Copy every line of the entries that includes the word "name".

::::

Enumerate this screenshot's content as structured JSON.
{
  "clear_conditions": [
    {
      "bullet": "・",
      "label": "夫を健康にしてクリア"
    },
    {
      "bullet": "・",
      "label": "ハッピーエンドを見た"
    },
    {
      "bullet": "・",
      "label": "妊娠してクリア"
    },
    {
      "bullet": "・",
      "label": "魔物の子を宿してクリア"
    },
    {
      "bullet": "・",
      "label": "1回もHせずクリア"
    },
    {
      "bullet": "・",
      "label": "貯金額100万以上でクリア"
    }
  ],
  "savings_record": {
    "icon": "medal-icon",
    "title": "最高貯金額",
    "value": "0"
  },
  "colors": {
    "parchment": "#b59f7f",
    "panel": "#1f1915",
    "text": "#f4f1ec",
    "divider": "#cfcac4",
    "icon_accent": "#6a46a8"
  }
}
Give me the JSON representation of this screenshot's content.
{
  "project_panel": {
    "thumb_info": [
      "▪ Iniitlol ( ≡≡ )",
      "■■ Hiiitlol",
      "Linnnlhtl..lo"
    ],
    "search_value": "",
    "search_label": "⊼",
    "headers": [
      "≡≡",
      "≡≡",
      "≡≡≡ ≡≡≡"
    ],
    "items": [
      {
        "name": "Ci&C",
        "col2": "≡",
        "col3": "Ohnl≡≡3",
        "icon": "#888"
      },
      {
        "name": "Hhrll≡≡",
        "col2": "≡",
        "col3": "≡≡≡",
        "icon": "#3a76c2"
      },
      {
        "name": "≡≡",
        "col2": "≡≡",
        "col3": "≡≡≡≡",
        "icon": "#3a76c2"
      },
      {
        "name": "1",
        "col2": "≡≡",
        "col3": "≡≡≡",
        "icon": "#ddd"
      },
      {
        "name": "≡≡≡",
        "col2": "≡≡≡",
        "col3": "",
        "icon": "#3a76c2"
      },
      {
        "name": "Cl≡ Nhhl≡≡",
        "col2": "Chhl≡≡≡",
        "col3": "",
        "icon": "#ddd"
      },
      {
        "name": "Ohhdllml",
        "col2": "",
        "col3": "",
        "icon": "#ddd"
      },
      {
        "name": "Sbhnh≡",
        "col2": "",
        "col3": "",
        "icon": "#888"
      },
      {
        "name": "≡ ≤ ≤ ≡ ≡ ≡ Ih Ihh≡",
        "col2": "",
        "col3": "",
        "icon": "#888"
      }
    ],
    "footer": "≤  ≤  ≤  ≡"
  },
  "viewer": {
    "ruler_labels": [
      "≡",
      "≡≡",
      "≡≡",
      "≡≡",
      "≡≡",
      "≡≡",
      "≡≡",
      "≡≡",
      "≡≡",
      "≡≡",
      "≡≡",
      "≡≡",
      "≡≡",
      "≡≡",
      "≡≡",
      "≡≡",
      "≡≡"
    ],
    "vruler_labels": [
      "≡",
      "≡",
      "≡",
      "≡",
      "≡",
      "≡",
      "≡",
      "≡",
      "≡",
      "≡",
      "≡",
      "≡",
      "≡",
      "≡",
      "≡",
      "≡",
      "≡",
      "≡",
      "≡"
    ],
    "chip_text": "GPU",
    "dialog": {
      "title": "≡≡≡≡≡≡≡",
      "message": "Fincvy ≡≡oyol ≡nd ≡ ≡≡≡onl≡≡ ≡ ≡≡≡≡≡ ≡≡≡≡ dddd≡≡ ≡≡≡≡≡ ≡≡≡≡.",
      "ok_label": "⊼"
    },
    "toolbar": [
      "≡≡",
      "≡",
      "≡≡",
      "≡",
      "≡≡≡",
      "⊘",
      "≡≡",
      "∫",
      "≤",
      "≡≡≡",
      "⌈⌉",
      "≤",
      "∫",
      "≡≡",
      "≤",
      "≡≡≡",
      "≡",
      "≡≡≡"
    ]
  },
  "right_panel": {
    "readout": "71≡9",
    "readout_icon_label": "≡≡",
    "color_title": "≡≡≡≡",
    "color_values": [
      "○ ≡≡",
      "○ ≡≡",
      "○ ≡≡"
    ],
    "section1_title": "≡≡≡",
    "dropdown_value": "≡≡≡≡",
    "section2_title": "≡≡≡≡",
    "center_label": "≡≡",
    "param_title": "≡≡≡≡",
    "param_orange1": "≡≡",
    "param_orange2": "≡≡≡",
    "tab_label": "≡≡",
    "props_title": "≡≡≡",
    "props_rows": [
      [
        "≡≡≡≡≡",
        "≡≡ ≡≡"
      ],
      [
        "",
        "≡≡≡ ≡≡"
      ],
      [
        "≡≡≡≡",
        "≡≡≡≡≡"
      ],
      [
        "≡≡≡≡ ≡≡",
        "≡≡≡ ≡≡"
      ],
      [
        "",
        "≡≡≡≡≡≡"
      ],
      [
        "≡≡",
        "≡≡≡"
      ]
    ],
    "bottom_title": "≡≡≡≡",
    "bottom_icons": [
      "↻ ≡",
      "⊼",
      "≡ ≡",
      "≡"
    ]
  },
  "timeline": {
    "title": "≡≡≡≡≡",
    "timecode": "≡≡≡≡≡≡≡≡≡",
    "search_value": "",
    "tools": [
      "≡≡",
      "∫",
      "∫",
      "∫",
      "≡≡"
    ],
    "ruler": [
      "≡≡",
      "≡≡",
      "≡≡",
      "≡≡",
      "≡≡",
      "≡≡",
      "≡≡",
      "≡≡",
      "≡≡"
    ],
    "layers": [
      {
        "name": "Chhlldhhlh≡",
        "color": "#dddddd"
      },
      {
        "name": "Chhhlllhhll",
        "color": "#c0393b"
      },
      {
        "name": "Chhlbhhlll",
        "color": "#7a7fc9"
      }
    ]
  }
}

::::

**Exercise solution**
        "name": "Ci&C",
        "name": "Hhrll≡≡",
        "name": "≡≡",
        "name": "1",
        "name": "≡≡≡",
        "name": "Cl≡ Nhhl≡≡",
        "name": "Ohhdllml",
        "name": "Sbhnh≡",
        "name": "≡ ≤ ≤ ≡ ≡ ≡ Ih Ihh≡",
        "name": "Chhlldhhlh≡",
        "name": "Chhhlllhhll",
        "name": "Chhlbhhlll",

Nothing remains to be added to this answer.